Exercise requirements: Count the lines of the listing below where "symbol" shows up, and please answer with that number only.

★ ★ ★ ★

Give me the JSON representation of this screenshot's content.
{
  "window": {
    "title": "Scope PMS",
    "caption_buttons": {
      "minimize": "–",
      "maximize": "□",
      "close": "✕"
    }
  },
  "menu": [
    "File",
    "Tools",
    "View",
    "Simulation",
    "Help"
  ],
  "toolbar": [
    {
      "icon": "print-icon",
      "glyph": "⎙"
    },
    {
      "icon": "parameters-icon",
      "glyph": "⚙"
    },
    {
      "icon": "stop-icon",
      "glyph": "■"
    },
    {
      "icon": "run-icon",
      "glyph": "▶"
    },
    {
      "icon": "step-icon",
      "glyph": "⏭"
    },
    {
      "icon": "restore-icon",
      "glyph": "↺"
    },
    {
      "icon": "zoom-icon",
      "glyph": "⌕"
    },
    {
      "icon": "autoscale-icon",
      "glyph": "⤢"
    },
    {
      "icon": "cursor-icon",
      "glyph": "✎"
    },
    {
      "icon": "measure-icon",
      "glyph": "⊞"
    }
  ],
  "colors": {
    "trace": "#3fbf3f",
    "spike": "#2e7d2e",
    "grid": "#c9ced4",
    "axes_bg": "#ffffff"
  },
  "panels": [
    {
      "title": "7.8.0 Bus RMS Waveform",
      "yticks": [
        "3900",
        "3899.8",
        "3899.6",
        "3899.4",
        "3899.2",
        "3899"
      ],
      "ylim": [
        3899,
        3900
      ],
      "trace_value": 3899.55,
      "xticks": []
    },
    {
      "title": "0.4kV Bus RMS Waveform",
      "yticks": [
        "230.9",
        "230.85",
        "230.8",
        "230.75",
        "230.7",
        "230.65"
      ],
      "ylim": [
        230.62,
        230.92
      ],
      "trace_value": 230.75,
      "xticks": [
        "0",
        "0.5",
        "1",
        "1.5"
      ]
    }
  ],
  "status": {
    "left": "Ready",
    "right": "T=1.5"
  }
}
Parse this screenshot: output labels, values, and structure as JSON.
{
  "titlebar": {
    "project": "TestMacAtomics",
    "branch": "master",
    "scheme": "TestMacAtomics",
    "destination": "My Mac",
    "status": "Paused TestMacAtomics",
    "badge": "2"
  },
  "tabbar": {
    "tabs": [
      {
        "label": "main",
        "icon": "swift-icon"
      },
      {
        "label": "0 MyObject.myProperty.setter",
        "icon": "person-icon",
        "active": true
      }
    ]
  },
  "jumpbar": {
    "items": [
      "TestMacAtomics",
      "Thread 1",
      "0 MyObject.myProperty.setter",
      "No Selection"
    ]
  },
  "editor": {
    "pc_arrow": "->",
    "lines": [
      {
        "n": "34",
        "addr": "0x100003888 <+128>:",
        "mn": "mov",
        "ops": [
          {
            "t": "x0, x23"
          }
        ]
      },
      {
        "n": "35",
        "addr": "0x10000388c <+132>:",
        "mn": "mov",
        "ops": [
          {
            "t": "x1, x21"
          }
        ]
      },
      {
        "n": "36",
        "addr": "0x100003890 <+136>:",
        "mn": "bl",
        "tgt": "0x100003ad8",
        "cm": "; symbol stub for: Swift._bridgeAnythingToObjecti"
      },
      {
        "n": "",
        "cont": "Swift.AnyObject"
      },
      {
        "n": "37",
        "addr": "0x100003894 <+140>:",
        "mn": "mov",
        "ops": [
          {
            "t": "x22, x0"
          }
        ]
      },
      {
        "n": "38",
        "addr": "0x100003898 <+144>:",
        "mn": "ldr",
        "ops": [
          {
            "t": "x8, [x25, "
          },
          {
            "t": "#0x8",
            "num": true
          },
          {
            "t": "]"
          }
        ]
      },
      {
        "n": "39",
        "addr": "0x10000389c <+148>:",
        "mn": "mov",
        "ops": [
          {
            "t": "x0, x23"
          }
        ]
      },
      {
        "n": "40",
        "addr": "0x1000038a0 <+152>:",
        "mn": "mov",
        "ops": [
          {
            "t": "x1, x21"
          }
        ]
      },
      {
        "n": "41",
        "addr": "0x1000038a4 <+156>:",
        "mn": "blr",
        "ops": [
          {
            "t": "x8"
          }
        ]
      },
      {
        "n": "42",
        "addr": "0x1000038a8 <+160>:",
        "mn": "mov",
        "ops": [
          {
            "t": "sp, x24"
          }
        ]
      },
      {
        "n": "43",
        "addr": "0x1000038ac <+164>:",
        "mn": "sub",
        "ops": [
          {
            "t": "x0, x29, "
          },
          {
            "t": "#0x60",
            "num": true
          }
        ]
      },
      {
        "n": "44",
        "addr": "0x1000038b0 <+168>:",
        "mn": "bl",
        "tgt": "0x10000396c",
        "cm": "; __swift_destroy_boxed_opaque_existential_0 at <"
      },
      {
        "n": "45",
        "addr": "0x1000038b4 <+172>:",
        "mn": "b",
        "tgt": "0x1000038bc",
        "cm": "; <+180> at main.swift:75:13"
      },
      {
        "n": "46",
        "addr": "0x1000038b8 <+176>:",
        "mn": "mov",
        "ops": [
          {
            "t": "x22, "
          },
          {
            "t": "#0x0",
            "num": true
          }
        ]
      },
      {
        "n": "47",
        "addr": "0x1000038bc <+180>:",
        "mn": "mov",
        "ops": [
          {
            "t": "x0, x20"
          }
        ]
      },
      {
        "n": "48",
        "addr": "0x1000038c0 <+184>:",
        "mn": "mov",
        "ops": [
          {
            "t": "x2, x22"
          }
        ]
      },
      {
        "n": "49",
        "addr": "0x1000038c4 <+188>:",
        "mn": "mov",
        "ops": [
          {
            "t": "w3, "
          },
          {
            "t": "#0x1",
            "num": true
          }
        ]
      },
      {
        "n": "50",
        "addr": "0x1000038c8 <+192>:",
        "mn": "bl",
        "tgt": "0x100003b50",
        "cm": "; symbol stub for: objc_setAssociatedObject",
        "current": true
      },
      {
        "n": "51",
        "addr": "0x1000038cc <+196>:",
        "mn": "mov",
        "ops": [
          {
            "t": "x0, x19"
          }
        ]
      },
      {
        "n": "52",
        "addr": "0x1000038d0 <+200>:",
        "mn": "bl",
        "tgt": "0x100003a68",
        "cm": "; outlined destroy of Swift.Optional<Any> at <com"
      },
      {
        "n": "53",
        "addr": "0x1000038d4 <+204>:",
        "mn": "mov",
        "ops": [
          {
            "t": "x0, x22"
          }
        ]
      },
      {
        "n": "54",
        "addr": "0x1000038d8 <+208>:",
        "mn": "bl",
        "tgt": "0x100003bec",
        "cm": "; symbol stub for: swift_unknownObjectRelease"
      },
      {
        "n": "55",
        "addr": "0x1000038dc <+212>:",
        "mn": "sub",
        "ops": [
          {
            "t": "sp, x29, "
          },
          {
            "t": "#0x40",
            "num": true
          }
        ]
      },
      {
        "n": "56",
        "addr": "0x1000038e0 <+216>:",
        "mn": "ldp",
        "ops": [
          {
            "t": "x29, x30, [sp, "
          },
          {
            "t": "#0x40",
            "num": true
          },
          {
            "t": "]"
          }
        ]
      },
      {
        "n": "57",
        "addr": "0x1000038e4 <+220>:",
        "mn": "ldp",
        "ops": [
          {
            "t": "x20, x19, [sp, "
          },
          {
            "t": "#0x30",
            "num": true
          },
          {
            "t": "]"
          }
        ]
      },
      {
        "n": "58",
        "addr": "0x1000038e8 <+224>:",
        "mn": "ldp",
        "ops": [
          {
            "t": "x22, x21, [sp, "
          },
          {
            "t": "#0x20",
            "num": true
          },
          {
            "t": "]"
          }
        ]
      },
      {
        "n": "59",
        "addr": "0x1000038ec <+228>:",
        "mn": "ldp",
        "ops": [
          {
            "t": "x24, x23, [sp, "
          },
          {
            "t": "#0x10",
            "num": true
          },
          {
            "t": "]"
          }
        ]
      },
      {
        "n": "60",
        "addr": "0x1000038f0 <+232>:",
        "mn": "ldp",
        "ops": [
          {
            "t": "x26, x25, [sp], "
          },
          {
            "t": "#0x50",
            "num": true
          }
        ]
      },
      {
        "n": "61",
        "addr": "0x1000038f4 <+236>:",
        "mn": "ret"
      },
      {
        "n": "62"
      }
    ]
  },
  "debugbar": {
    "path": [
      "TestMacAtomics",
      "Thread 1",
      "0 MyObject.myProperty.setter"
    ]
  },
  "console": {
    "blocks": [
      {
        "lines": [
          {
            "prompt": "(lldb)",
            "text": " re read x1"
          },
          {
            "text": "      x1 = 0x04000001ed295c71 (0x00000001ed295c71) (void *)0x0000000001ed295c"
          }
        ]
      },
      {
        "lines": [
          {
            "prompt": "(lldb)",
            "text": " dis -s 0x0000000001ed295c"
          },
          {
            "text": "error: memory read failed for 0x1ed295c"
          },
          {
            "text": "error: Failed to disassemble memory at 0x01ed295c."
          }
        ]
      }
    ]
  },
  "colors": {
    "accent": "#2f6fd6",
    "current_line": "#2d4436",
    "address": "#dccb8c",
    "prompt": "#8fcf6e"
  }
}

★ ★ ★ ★

Solution for this task: 3